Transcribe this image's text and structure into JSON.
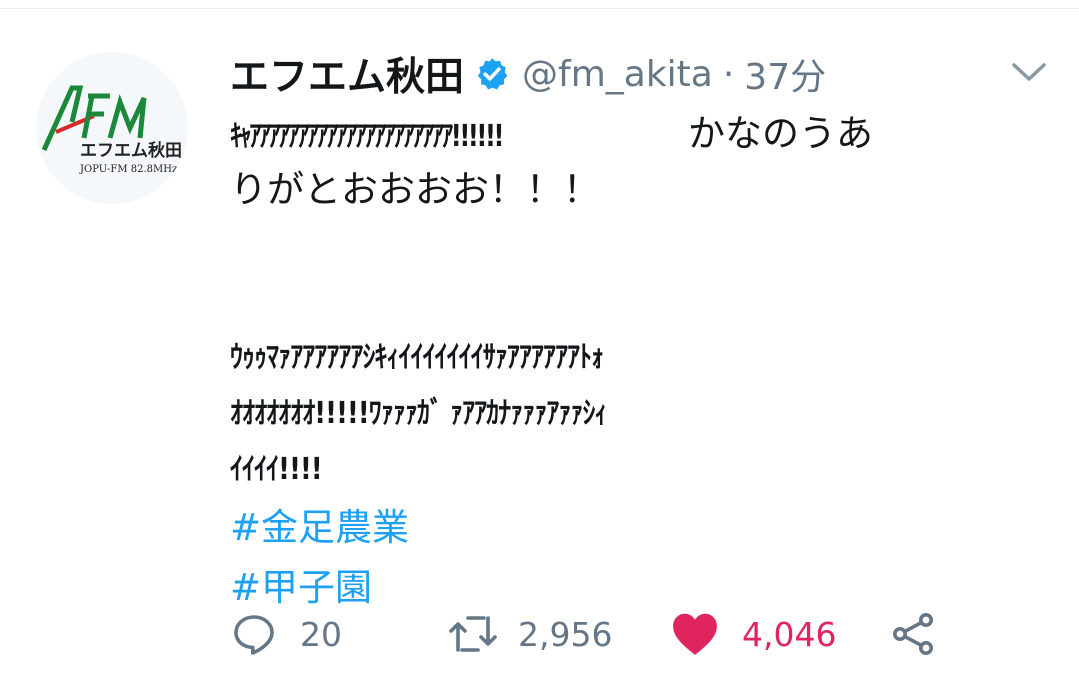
{
  "tweet": {
    "display_name": "エフエム秋田",
    "handle": "@fm_akita",
    "separator": "·",
    "time": "37分",
    "verified_icon": "verified-badge-icon",
    "menu_icon": "chevron-down-icon",
    "avatar": {
      "logo_letters": "AFM",
      "logo_name": "エフエム秋田",
      "logo_sub": "JOPU-FM 82.8MHz"
    },
    "lines": {
      "l1": "ｷｬｱｱｱｱｱｱｱｱｱｱｱｱｱｱｱｱｱｱｱｱｱ!!!!!!",
      "l1_tail": "かなのうあ",
      "l2": "りがとおおおお！！！",
      "l3": "ｳｩｩﾏｧｱｱｱｱｱｱｼｷｨｲｲｲｲｲｲｲｻｧｱｱｱｱｱｱﾄｫ",
      "l4": "ｵｵｵｵｵｵｵ!!!!!ﾜｧｧｧｶﾞ ｧｱｱｶﾅｧｧｧｱｧｧｼｨ",
      "l5": "ｲｲｲｲ!!!!"
    },
    "hashtags": [
      "#金足農業",
      "#甲子園"
    ],
    "actions": {
      "reply_count": "20",
      "retweet_count": "2,956",
      "like_count": "4,046"
    },
    "colors": {
      "link": "#1da1f2",
      "like": "#e0245e",
      "muted": "#657786",
      "logo_green": "#1a8a3a",
      "logo_red": "#d42a2a"
    }
  }
}
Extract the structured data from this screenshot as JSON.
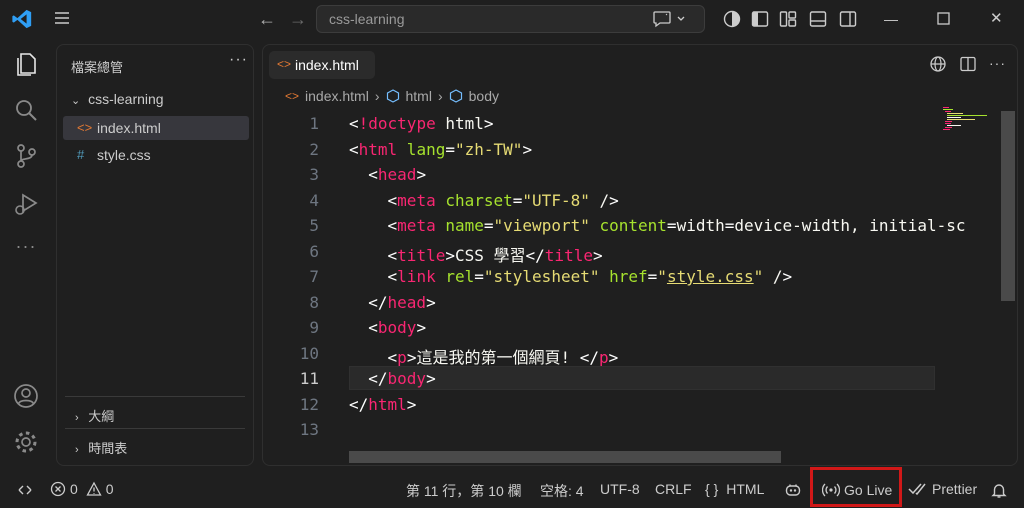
{
  "titlebar": {
    "search_text": "css-learning",
    "nav_back": "←",
    "nav_forward": "→",
    "window_minimize": "—",
    "window_close": "✕"
  },
  "sidebar": {
    "title": "檔案總管",
    "more": "···",
    "folder": "css-learning",
    "files": [
      {
        "name": "index.html",
        "icon": "<>",
        "icon_color": "#e37933"
      },
      {
        "name": "style.css",
        "icon": "#",
        "icon_color": "#519aba"
      }
    ],
    "sections": [
      "大綱",
      "時間表"
    ]
  },
  "editor": {
    "tab_label": "index.html",
    "tab_icon": "<>",
    "breadcrumb": [
      "index.html",
      "html",
      "body"
    ],
    "current_line": 11,
    "line_numbers": [
      "1",
      "2",
      "3",
      "4",
      "5",
      "6",
      "7",
      "8",
      "9",
      "10",
      "11",
      "12",
      "13"
    ],
    "code_lines": [
      "<!doctype html>",
      "<html lang=\"zh-TW\">",
      "  <head>",
      "    <meta charset=\"UTF-8\" />",
      "    <meta name=\"viewport\" content=\"width=device-width, initial-sc",
      "    <title>CSS 學習</title>",
      "    <link rel=\"stylesheet\" href=\"style.css\" />",
      "  </head>",
      "  <body>",
      "    <p>這是我的第一個網頁! </p>",
      "  </body>",
      "</html>",
      ""
    ]
  },
  "status": {
    "errors": "0",
    "warnings": "0",
    "position": "第 11 行，第 10 欄",
    "indent": "空格: 4",
    "encoding": "UTF-8",
    "eol": "CRLF",
    "language": "HTML",
    "language_icon": "{ }",
    "golive": "Go Live",
    "prettier": "Prettier"
  },
  "colors": {
    "accent": "#0078d4",
    "highlight_box": "#d11818",
    "tag": "#f92672",
    "attribute": "#a6e22e",
    "string": "#e6db74"
  }
}
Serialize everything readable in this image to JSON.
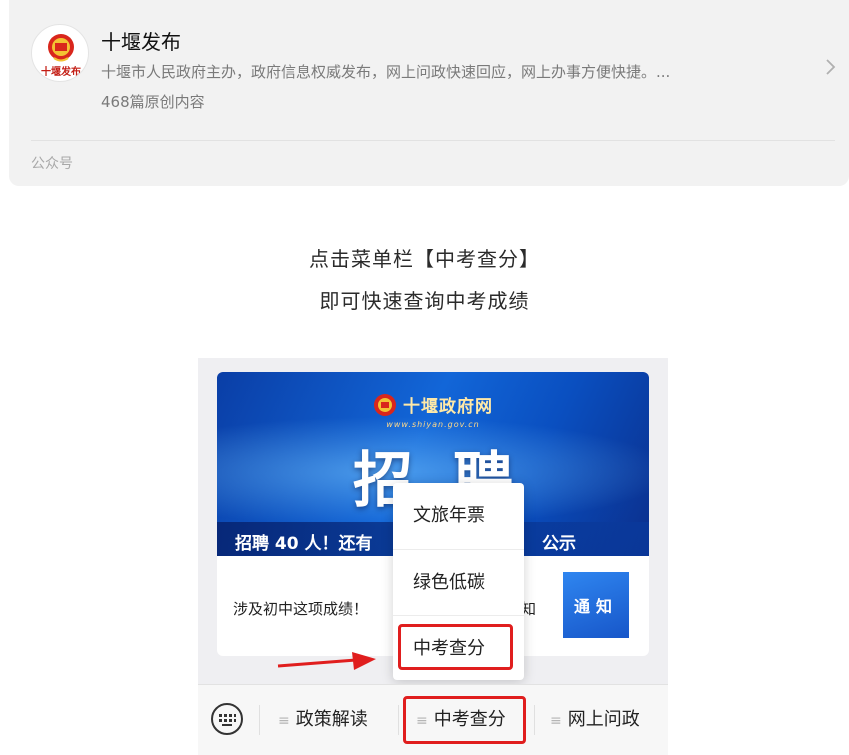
{
  "account": {
    "name": "十堰发布",
    "description": "十堰市人民政府主办，政府信息权威发布，网上问政快速回应，网上办事方便快捷。...",
    "article_count": "468篇原创内容",
    "type_label": "公众号",
    "avatar_text": "十堰发布"
  },
  "caption": {
    "line1": "点击菜单栏【中考查分】",
    "line2": "即可快速查询中考成绩"
  },
  "screenshot": {
    "banner": {
      "site_name": "十堰政府网",
      "site_url": "www.shiyan.gov.cn",
      "big_text": "招聘",
      "strip_text_left": "招聘 40 人！还有",
      "strip_text_right": "公示"
    },
    "news": {
      "title_left": "涉及初中这项成绩！",
      "title_right": "知",
      "thumb_text": "通知"
    },
    "popup_menu": {
      "items": [
        "文旅年票",
        "绿色低碳",
        "中考查分"
      ],
      "highlighted": "中考查分"
    },
    "menubar": {
      "items": [
        "政策解读",
        "中考查分",
        "网上问政"
      ],
      "highlighted": "中考查分",
      "keyboard_icon": "keyboard-icon"
    }
  },
  "colors": {
    "highlight": "#e01e1e",
    "card_bg": "#f2f2f2",
    "banner_blue": "#1266d8"
  }
}
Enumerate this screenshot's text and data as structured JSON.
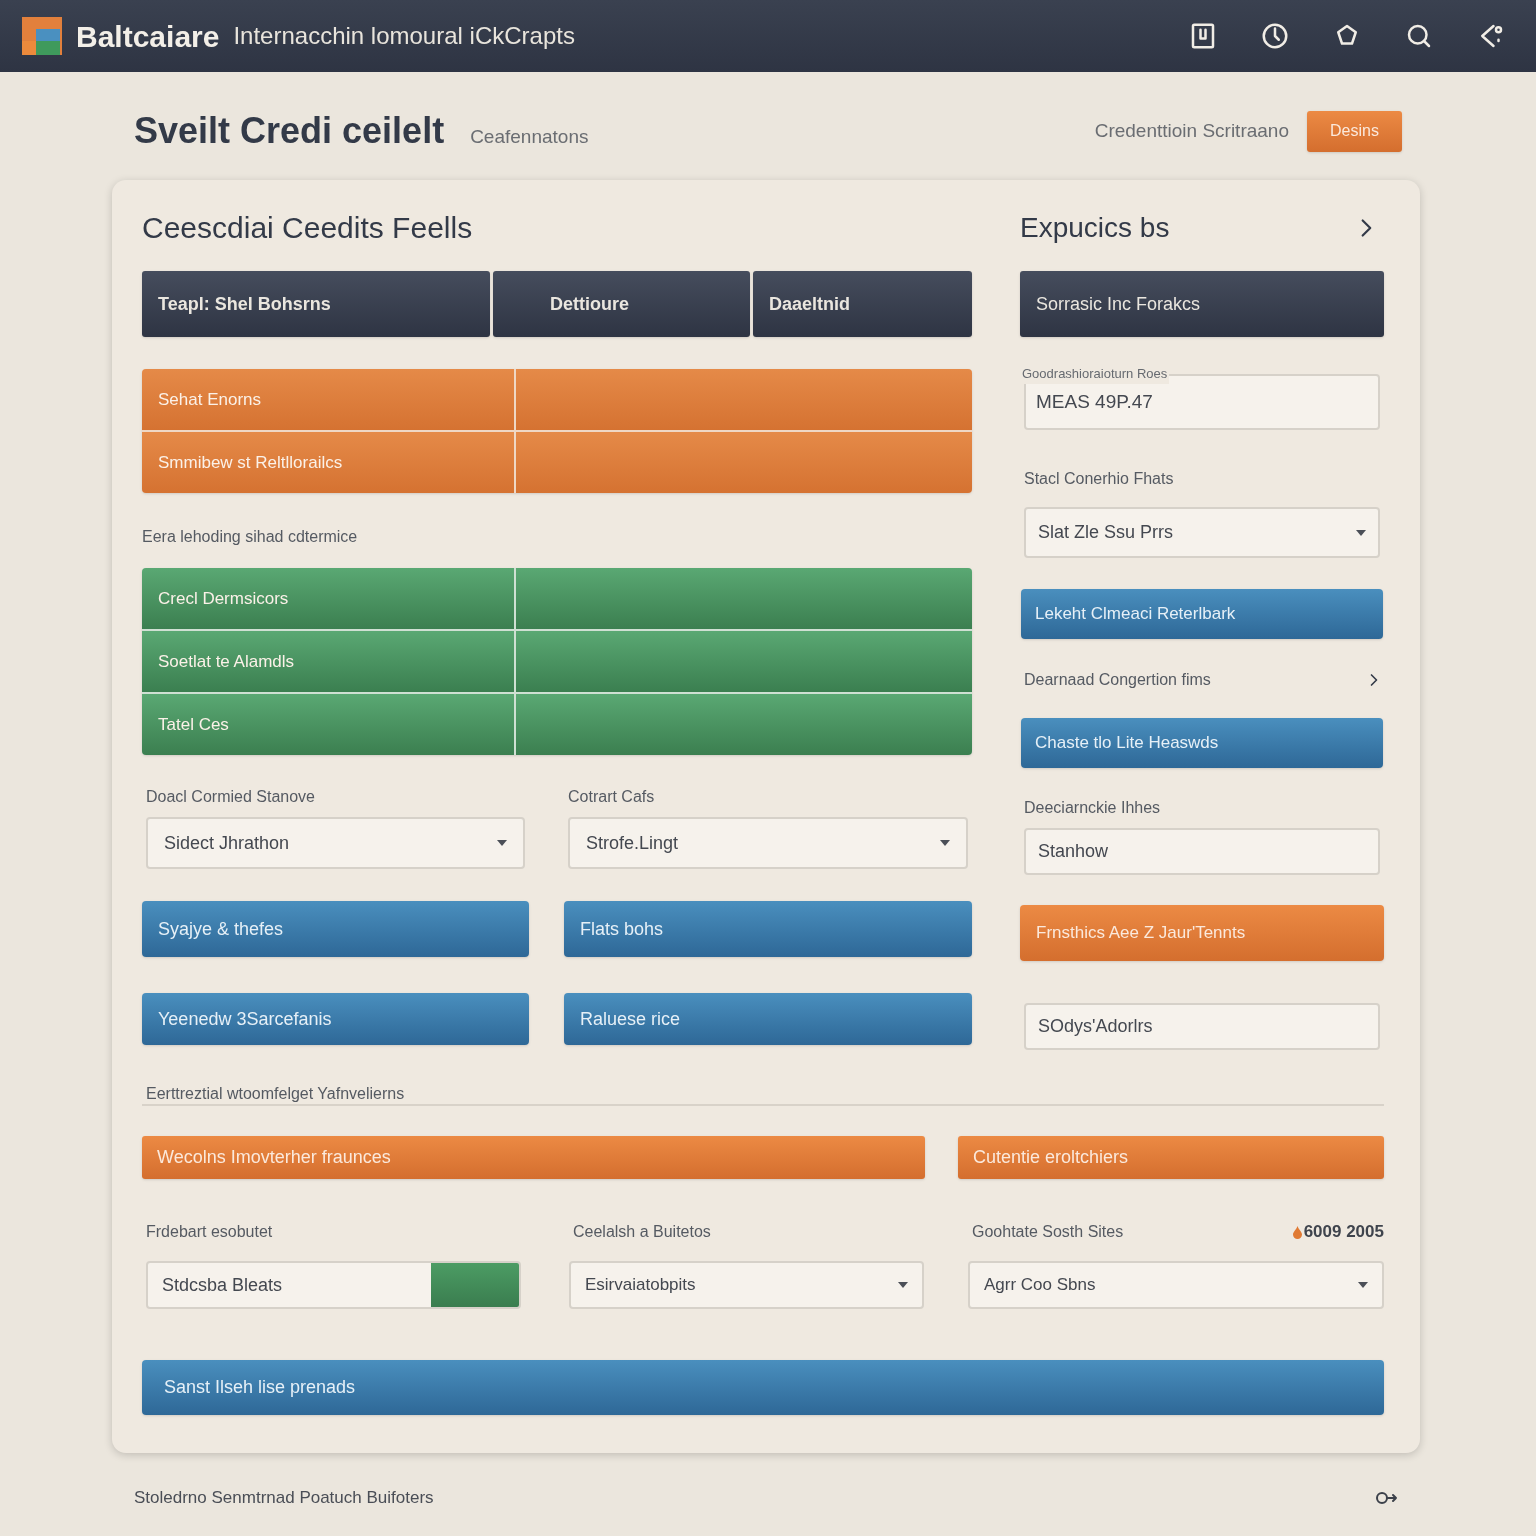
{
  "header": {
    "brand": "Baltcaiare",
    "subtitle": "Internacchin lomoural iCkCrapts"
  },
  "page": {
    "title": "Sveilt Credi ceilelt",
    "subtitle": "Ceafennatons",
    "meta": "Credenttioin Scritraano",
    "action": "Desins"
  },
  "left": {
    "title": "Ceescdiai Ceedits Feells",
    "header_cells": [
      "Teapl: Shel Bohsrns",
      "Dettioure",
      "Daaeltnid"
    ],
    "orange_rows": [
      "Sehat Enorns",
      "Smmibew st Reltllorailcs"
    ],
    "caption": "Eera lehoding sihad cdtermice",
    "green_rows": [
      "Crecl Dermsicors",
      "Soetlat te Alamdls",
      "Tatel Ces"
    ],
    "form_columns": [
      {
        "label": "Doacl Cormied Stanove",
        "select": "Sidect Jhrathon",
        "buttons": [
          "Syajye & thefes",
          "Yeenedw 3Sarcefanis"
        ]
      },
      {
        "label": "Cotrart Cafs",
        "select": "Strofe.Lingt",
        "buttons": [
          "Flats bohs",
          "Raluese rice"
        ]
      }
    ]
  },
  "right": {
    "title": "Expucics bs",
    "bar": "Sorrasic Inc Forakcs",
    "items": [
      {
        "kind": "outlined_field",
        "label": "Goodrashioraioturn Roes",
        "value": "MEAS 49P.47"
      },
      {
        "kind": "select",
        "label": "Stacl Conerhio Fhats",
        "value": "Slat Zle Ssu Prrs"
      },
      {
        "kind": "blue_button",
        "label": "Lekeht Clmeaci Reterlbark"
      },
      {
        "kind": "link",
        "label": "Dearnaad Congertion fims"
      },
      {
        "kind": "blue_button",
        "label": "Chaste tlo Lite Heaswds"
      },
      {
        "kind": "field",
        "label": "Deeciarnckie Ihhes",
        "value": "Stanhow"
      },
      {
        "kind": "orange_button",
        "label": "Frnsthics Aee Z Jaur'Tennts"
      },
      {
        "kind": "field",
        "value": "SOdys'Adorlrs"
      }
    ]
  },
  "bottom": {
    "caption": "Eerttreztial wtoomfelget Yafnvelierns",
    "bars": [
      "Wecolns Imovterher fraunces",
      "Cutentie eroltchiers"
    ],
    "controls": [
      {
        "kind": "combo_input",
        "label": "Frdebart esobutet",
        "value": "Stdcsba Bleats"
      },
      {
        "kind": "select",
        "label": "Ceelalsh a Buitetos",
        "value": "Esirvaiatobpits"
      },
      {
        "kind": "select",
        "label": "Goohtate Sosth Sites",
        "extra": "6009 2005",
        "value": "Agrr Coo Sbns"
      }
    ],
    "button": "Sanst Ilseh lise prenads"
  },
  "footer": {
    "text": "Stoledrno Senmtrnad Poatuch Buifoters"
  }
}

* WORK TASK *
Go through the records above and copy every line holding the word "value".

* ANSWER SPACE *
        "value": "MEAS 49P.47"
        "value": "Slat Zle Ssu Prrs"
        "value": "Stanhow"
        "value": "SOdys'Adorlrs"
        "value": "Stdcsba Bleats"
        "value": "Esirvaiatobpits"
        "value": "Agrr Coo Sbns"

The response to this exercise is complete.